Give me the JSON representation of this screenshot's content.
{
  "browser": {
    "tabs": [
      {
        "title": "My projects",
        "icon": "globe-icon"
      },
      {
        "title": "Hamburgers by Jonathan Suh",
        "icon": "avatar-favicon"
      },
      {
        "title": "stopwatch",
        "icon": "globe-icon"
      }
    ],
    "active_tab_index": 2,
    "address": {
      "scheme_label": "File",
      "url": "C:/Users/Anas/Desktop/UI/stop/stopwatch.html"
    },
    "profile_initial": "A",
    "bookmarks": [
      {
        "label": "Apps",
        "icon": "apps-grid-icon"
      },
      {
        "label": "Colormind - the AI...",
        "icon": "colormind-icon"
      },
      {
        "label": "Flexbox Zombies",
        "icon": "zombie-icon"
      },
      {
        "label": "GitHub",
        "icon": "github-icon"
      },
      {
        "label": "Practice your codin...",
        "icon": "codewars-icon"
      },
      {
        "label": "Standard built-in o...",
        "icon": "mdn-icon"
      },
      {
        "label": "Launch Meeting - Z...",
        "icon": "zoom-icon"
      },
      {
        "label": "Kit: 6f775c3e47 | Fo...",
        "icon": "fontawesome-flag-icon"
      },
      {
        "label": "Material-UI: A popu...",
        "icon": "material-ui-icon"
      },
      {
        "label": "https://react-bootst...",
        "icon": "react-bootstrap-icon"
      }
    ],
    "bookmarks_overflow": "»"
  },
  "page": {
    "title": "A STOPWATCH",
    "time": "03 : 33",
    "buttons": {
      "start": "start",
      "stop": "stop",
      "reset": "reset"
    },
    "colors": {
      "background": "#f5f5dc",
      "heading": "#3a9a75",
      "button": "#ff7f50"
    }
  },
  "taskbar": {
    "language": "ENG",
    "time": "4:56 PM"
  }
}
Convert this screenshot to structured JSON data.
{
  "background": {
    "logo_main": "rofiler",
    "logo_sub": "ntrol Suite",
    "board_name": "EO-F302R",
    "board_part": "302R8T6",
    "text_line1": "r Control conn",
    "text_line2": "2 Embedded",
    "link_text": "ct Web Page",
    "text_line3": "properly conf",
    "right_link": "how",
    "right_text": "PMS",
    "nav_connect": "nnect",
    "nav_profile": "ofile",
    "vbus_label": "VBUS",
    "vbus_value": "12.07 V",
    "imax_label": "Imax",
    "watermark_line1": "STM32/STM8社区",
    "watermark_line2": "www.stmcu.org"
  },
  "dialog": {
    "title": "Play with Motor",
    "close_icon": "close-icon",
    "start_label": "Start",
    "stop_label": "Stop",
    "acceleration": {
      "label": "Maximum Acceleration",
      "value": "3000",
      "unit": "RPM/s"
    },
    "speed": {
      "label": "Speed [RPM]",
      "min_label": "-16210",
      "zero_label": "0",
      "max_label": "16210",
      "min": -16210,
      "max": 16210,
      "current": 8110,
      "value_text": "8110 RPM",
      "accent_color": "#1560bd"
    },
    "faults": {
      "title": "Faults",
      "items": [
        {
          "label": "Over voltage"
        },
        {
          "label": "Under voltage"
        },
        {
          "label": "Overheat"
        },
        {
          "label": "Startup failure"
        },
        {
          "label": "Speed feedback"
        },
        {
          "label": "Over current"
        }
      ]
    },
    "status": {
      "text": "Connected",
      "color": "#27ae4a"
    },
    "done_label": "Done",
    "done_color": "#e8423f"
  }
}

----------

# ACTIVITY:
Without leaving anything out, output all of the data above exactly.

# SOLUTION TO THIS EXERCISE:
Give me the JSON representation of this screenshot's content.
{
  "browser": {
    "tabs": [
      {
        "title": "My projects",
        "icon": "globe-icon"
      },
      {
        "title": "Hamburgers by Jonathan Suh",
        "icon": "avatar-favicon"
      },
      {
        "title": "stopwatch",
        "icon": "globe-icon"
      }
    ],
    "active_tab_index": 2,
    "address": {
      "scheme_label": "File",
      "url": "C:/Users/Anas/Desktop/UI/stop/stopwatch.html"
    },
    "profile_initial": "A",
    "bookmarks": [
      {
        "label": "Apps",
        "icon": "apps-grid-icon"
      },
      {
        "label": "Colormind - the AI...",
        "icon": "colormind-icon"
      },
      {
        "label": "Flexbox Zombies",
        "icon": "zombie-icon"
      },
      {
        "label": "GitHub",
        "icon": "github-icon"
      },
      {
        "label": "Practice your codin...",
        "icon": "codewars-icon"
      },
      {
        "label": "Standard built-in o...",
        "icon": "mdn-icon"
      },
      {
        "label": "Launch Meeting - Z...",
        "icon": "zoom-icon"
      },
      {
        "label": "Kit: 6f775c3e47 | Fo...",
        "icon": "fontawesome-flag-icon"
      },
      {
        "label": "Material-UI: A popu...",
        "icon": "material-ui-icon"
      },
      {
        "label": "https://react-bootst...",
        "icon": "react-bootstrap-icon"
      }
    ],
    "bookmarks_overflow": "»"
  },
  "page": {
    "title": "A STOPWATCH",
    "time": "03 : 33",
    "buttons": {
      "start": "start",
      "stop": "stop",
      "reset": "reset"
    },
    "colors": {
      "background": "#f5f5dc",
      "heading": "#3a9a75",
      "button": "#ff7f50"
    }
  },
  "taskbar": {
    "language": "ENG",
    "time": "4:56 PM"
  }
}
Convert this screenshot to structured JSON data.
{
  "background": {
    "logo_main": "rofiler",
    "logo_sub": "ntrol Suite",
    "board_name": "EO-F302R",
    "board_part": "302R8T6",
    "text_line1": "r Control conn",
    "text_line2": "2 Embedded",
    "link_text": "ct Web Page",
    "text_line3": "properly conf",
    "right_link": "how",
    "right_text": "PMS",
    "nav_connect": "nnect",
    "nav_profile": "ofile",
    "vbus_label": "VBUS",
    "vbus_value": "12.07 V",
    "imax_label": "Imax",
    "watermark_line1": "STM32/STM8社区",
    "watermark_line2": "www.stmcu.org"
  },
  "dialog": {
    "title": "Play with Motor",
    "close_icon": "close-icon",
    "start_label": "Start",
    "stop_label": "Stop",
    "acceleration": {
      "label": "Maximum Acceleration",
      "value": "3000",
      "unit": "RPM/s"
    },
    "speed": {
      "label": "Speed [RPM]",
      "min_label": "-16210",
      "zero_label": "0",
      "max_label": "16210",
      "min": -16210,
      "max": 16210,
      "current": 8110,
      "value_text": "8110 RPM",
      "accent_color": "#1560bd"
    },
    "faults": {
      "title": "Faults",
      "items": [
        {
          "label": "Over voltage"
        },
        {
          "label": "Under voltage"
        },
        {
          "label": "Overheat"
        },
        {
          "label": "Startup failure"
        },
        {
          "label": "Speed feedback"
        },
        {
          "label": "Over current"
        }
      ]
    },
    "status": {
      "text": "Connected",
      "color": "#27ae4a"
    },
    "done_label": "Done",
    "done_color": "#e8423f"
  }
}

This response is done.